  6. Check your proposed adviser holds a licence directly from ASIC. You can check out who is licensed, and who is banned, online at
  7. The adviser’s advisory service guide should indicate whether or not the adviser belongs to an independent, external complaints scheme approved by ASIC. The guide should also clearly indicate whether or not the adviser is connected with, or works for, an investment company or bank, and should also explain how the adviser is paid, ie by you or by the organisation he/she represents by way of commission.
  8. ‘Interview’ your two or three short-listed advisers. Most advisers will offer a short obligation-free introductory meeting. It is important that you feel comfortable and relaxed with your financial adviser and not bullied or intimidated. Choose carefully now, or possibly regret your decision later. This initial meeting should briefly cover your current financial situation and objectives for the future. Do not allow yourself to be pressured into doing anything the adviser suggests on the spot – take your time to consider the options.

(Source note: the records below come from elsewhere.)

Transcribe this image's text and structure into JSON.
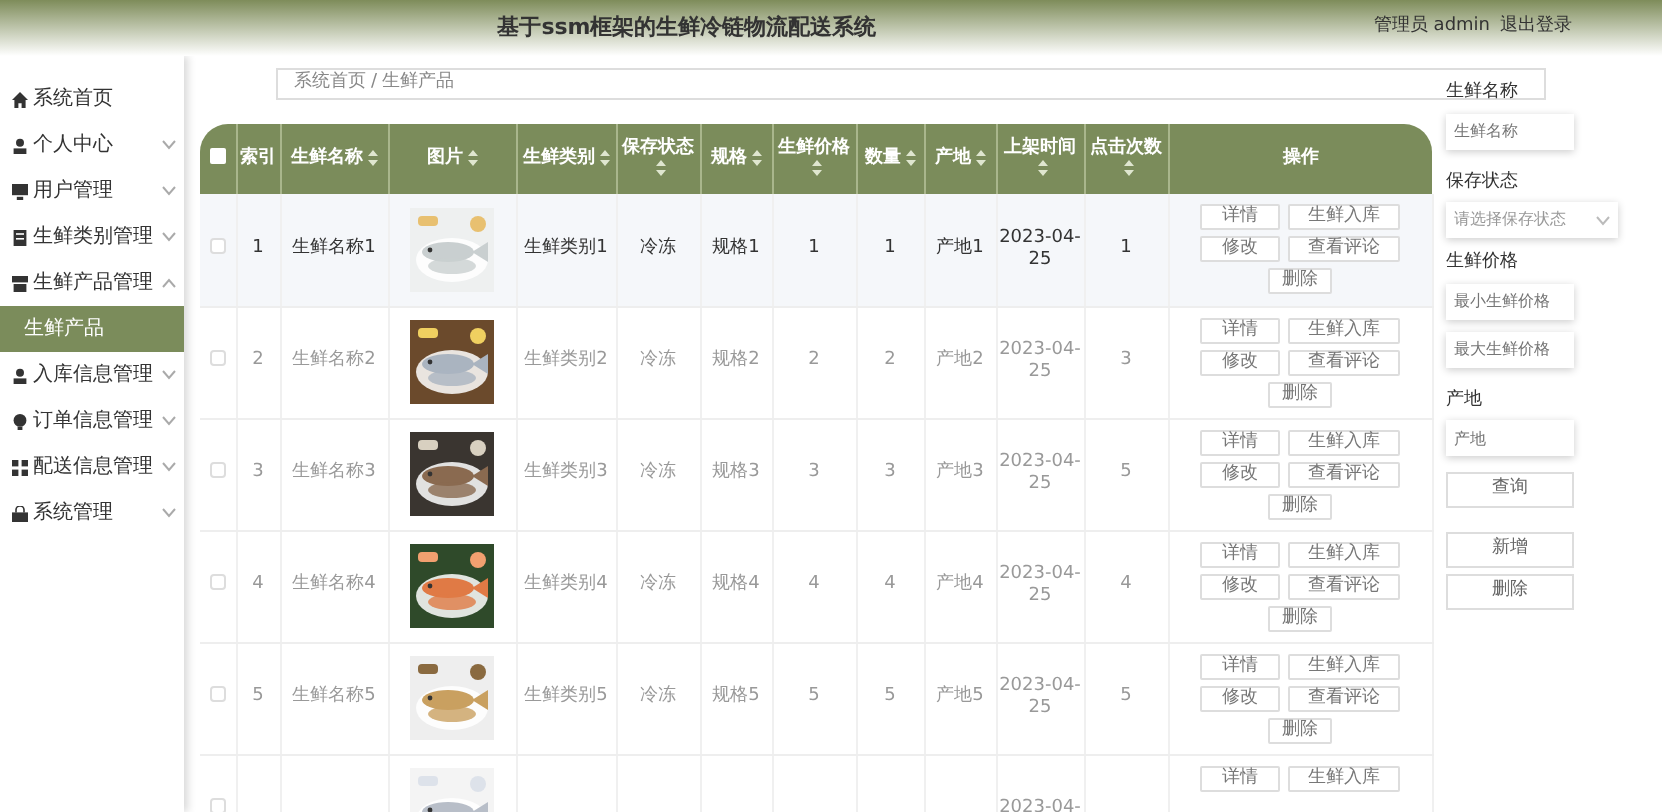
{
  "header": {
    "title": "基于ssm框架的生鲜冷链物流配送系统",
    "user": "管理员 admin",
    "logout": "退出登录"
  },
  "sidebar": {
    "items": [
      {
        "label": "系统首页",
        "expanded": false,
        "has_children": false,
        "selected": false
      },
      {
        "label": "个人中心",
        "expanded": false,
        "has_children": true,
        "selected": false
      },
      {
        "label": "用户管理",
        "expanded": false,
        "has_children": true,
        "selected": false
      },
      {
        "label": "生鲜类别管理",
        "expanded": false,
        "has_children": true,
        "selected": false
      },
      {
        "label": "生鲜产品管理",
        "expanded": true,
        "has_children": true,
        "selected": false,
        "children": [
          {
            "label": "生鲜产品",
            "selected": true
          }
        ]
      },
      {
        "label": "入库信息管理",
        "expanded": false,
        "has_children": true,
        "selected": false
      },
      {
        "label": "订单信息管理",
        "expanded": false,
        "has_children": true,
        "selected": false
      },
      {
        "label": "配送信息管理",
        "expanded": false,
        "has_children": true,
        "selected": false
      },
      {
        "label": "系统管理",
        "expanded": false,
        "has_children": true,
        "selected": false
      }
    ]
  },
  "breadcrumb": {
    "items": [
      "系统首页",
      "生鲜产品"
    ],
    "separator": "/"
  },
  "table": {
    "select_all_checked": false,
    "columns": [
      {
        "label": "索引",
        "sortable": false
      },
      {
        "label": "生鲜名称",
        "sortable": true
      },
      {
        "label": "图片",
        "sortable": true
      },
      {
        "label": "生鲜类别",
        "sortable": true
      },
      {
        "label": "保存状态",
        "sortable": true
      },
      {
        "label": "规格",
        "sortable": true
      },
      {
        "label": "生鲜价格",
        "sortable": true
      },
      {
        "label": "数量",
        "sortable": true
      },
      {
        "label": "产地",
        "sortable": true
      },
      {
        "label": "上架时间",
        "sortable": true
      },
      {
        "label": "点击次数",
        "sortable": true
      },
      {
        "label": "操作",
        "sortable": false
      }
    ],
    "rows": [
      {
        "checked": false,
        "hovered": true,
        "cells": [
          "1",
          "生鲜名称1",
          null,
          "生鲜类别1",
          "冷冻",
          "规格1",
          "1",
          "1",
          "产地1",
          "2023-04-25",
          "1"
        ],
        "picture": {
          "kind": "picture"
        },
        "actions": [
          "详情",
          "生鲜入库",
          "修改",
          "查看评论",
          "删除"
        ]
      },
      {
        "checked": false,
        "hovered": false,
        "cells": [
          "2",
          "生鲜名称2",
          null,
          "生鲜类别2",
          "冷冻",
          "规格2",
          "2",
          "2",
          "产地2",
          "2023-04-25",
          "3"
        ],
        "picture": {
          "kind": "picture"
        },
        "actions": [
          "详情",
          "生鲜入库",
          "修改",
          "查看评论",
          "删除"
        ]
      },
      {
        "checked": false,
        "hovered": false,
        "cells": [
          "3",
          "生鲜名称3",
          null,
          "生鲜类别3",
          "冷冻",
          "规格3",
          "3",
          "3",
          "产地3",
          "2023-04-25",
          "5"
        ],
        "picture": {
          "kind": "picture"
        },
        "actions": [
          "详情",
          "生鲜入库",
          "修改",
          "查看评论",
          "删除"
        ]
      },
      {
        "checked": false,
        "hovered": false,
        "cells": [
          "4",
          "生鲜名称4",
          null,
          "生鲜类别4",
          "冷冻",
          "规格4",
          "4",
          "4",
          "产地4",
          "2023-04-25",
          "4"
        ],
        "picture": {
          "kind": "picture"
        },
        "actions": [
          "详情",
          "生鲜入库",
          "修改",
          "查看评论",
          "删除"
        ]
      },
      {
        "checked": false,
        "hovered": false,
        "cells": [
          "5",
          "生鲜名称5",
          null,
          "生鲜类别5",
          "冷冻",
          "规格5",
          "5",
          "5",
          "产地5",
          "2023-04-25",
          "5"
        ],
        "picture": {
          "kind": "picture"
        },
        "actions": [
          "详情",
          "生鲜入库",
          "修改",
          "查看评论",
          "删除"
        ]
      },
      {
        "checked": false,
        "hovered": false,
        "cells": [
          null,
          null,
          null,
          null,
          null,
          null,
          null,
          null,
          null,
          "2023-04-",
          null
        ],
        "picture": {
          "kind": "picture"
        },
        "actions": [
          "详情",
          "生鲜入库"
        ]
      }
    ]
  },
  "search": {
    "fields": [
      {
        "label": "生鲜名称",
        "kind": "input",
        "placeholders": [
          "生鲜名称"
        ]
      },
      {
        "label": "保存状态",
        "kind": "select",
        "placeholders": [
          "请选择保存状态"
        ]
      },
      {
        "label": "生鲜价格",
        "kind": "input",
        "placeholders": [
          "最小生鲜价格",
          "最大生鲜价格"
        ]
      },
      {
        "label": "产地",
        "kind": "input",
        "placeholders": [
          "产地"
        ]
      }
    ],
    "query_button": "查询",
    "buttons": [
      "新增",
      "删除"
    ]
  }
}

  9. If you’re happy with one of the advisers you’ve met with, check out their qualifications further. Qualifications to look out for include a Diploma of Financial Planning, the FPA’s Certified Financial Planner status or the Securities Institute of Australia’s undergraduate certificate and graduate diploma course.
  10. Find out up front how you will be charged by your adviser. Some charge by the hour, some receive commission deducted from your investment. The applicable fee arrangement should be clearly stated so that you can easily work out how much the services will cost you. If your adviser is charging you a direct fee make sure you are reimbursed if he/she subsequently receives any commission on your investment. You shouldn’t have to pay two lots of fees.
May 1, 2001